## PROBLEM DESCRIPTION
Where a record contains a picture, omit the picture and repeat the rest exactly.

## EXCERPTED DATA
++++++
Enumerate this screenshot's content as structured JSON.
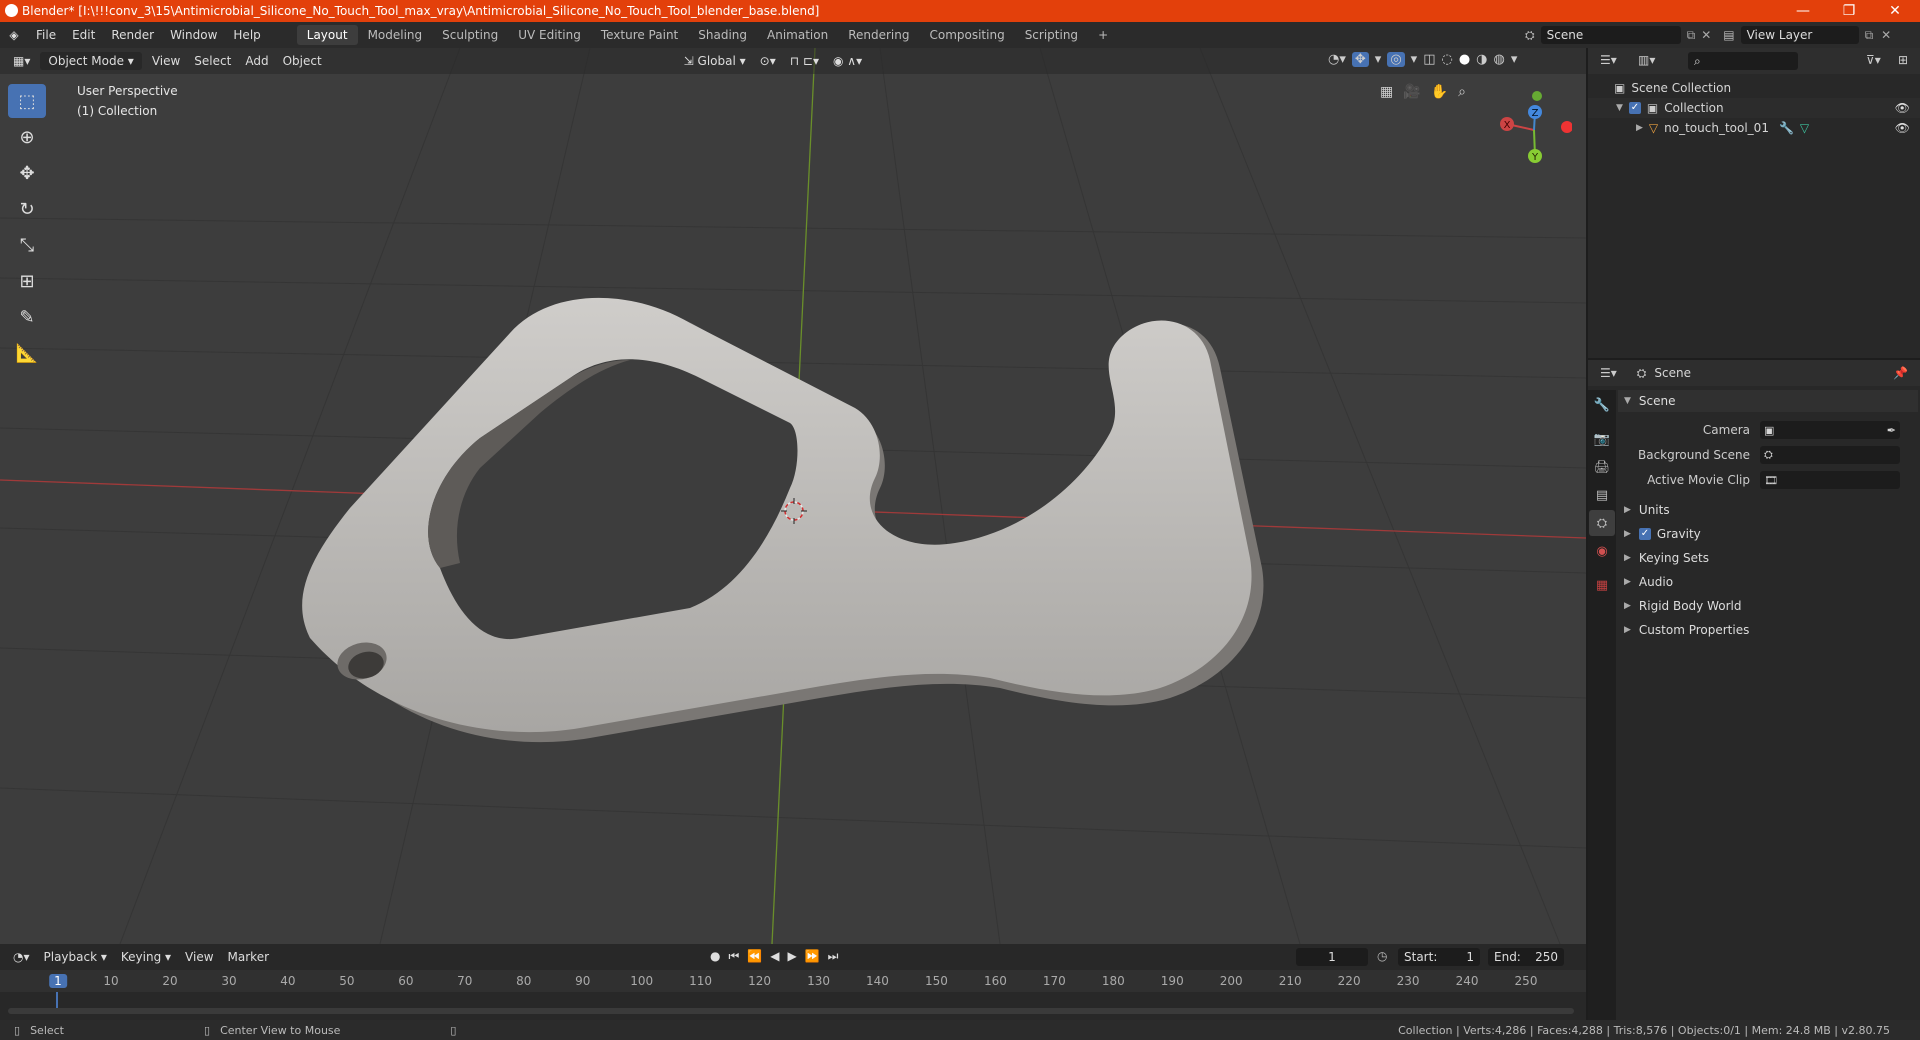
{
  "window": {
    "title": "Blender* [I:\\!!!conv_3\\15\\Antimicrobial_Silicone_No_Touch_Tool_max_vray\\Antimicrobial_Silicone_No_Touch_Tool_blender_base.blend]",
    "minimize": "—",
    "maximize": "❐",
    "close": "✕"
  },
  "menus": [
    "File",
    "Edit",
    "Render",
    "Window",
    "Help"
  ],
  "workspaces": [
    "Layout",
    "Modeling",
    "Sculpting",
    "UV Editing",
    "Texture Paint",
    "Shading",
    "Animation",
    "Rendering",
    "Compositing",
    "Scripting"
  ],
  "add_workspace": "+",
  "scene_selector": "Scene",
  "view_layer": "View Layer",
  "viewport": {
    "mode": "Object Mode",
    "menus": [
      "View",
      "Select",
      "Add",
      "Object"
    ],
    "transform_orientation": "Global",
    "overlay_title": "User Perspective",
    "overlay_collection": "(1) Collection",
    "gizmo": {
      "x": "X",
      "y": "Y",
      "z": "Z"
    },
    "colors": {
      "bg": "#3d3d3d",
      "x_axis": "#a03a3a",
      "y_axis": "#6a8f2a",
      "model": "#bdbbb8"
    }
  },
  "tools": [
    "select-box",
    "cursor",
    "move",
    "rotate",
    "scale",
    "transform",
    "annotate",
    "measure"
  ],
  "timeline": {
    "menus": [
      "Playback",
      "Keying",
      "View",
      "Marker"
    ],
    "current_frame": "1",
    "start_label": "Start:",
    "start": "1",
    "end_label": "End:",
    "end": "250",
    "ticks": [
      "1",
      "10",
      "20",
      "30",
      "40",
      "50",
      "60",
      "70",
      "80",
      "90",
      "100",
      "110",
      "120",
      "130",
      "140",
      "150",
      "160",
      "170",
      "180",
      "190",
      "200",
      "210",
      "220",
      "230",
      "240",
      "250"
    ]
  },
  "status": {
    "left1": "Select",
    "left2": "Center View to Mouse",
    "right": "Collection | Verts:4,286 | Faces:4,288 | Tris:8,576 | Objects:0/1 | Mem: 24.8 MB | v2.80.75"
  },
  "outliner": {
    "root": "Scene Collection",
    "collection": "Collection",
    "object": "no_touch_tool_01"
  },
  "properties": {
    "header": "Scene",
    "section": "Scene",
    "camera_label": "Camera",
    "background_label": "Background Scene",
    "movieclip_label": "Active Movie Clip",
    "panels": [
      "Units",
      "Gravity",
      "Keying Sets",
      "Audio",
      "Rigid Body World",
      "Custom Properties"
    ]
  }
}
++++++
## FINAL ANSWER
Enumerate this screenshot's content as structured JSON.
{
  "window": {
    "title": "Blender* [I:\\!!!conv_3\\15\\Antimicrobial_Silicone_No_Touch_Tool_max_vray\\Antimicrobial_Silicone_No_Touch_Tool_blender_base.blend]",
    "minimize": "—",
    "maximize": "❐",
    "close": "✕"
  },
  "menus": [
    "File",
    "Edit",
    "Render",
    "Window",
    "Help"
  ],
  "workspaces": [
    "Layout",
    "Modeling",
    "Sculpting",
    "UV Editing",
    "Texture Paint",
    "Shading",
    "Animation",
    "Rendering",
    "Compositing",
    "Scripting"
  ],
  "add_workspace": "+",
  "scene_selector": "Scene",
  "view_layer": "View Layer",
  "viewport": {
    "mode": "Object Mode",
    "menus": [
      "View",
      "Select",
      "Add",
      "Object"
    ],
    "transform_orientation": "Global",
    "overlay_title": "User Perspective",
    "overlay_collection": "(1) Collection",
    "gizmo": {
      "x": "X",
      "y": "Y",
      "z": "Z"
    },
    "colors": {
      "bg": "#3d3d3d",
      "x_axis": "#a03a3a",
      "y_axis": "#6a8f2a",
      "model": "#bdbbb8"
    }
  },
  "tools": [
    "select-box",
    "cursor",
    "move",
    "rotate",
    "scale",
    "transform",
    "annotate",
    "measure"
  ],
  "timeline": {
    "menus": [
      "Playback",
      "Keying",
      "View",
      "Marker"
    ],
    "current_frame": "1",
    "start_label": "Start:",
    "start": "1",
    "end_label": "End:",
    "end": "250",
    "ticks": [
      "1",
      "10",
      "20",
      "30",
      "40",
      "50",
      "60",
      "70",
      "80",
      "90",
      "100",
      "110",
      "120",
      "130",
      "140",
      "150",
      "160",
      "170",
      "180",
      "190",
      "200",
      "210",
      "220",
      "230",
      "240",
      "250"
    ]
  },
  "status": {
    "left1": "Select",
    "left2": "Center View to Mouse",
    "right": "Collection | Verts:4,286 | Faces:4,288 | Tris:8,576 | Objects:0/1 | Mem: 24.8 MB | v2.80.75"
  },
  "outliner": {
    "root": "Scene Collection",
    "collection": "Collection",
    "object": "no_touch_tool_01"
  },
  "properties": {
    "header": "Scene",
    "section": "Scene",
    "camera_label": "Camera",
    "background_label": "Background Scene",
    "movieclip_label": "Active Movie Clip",
    "panels": [
      "Units",
      "Gravity",
      "Keying Sets",
      "Audio",
      "Rigid Body World",
      "Custom Properties"
    ]
  }
}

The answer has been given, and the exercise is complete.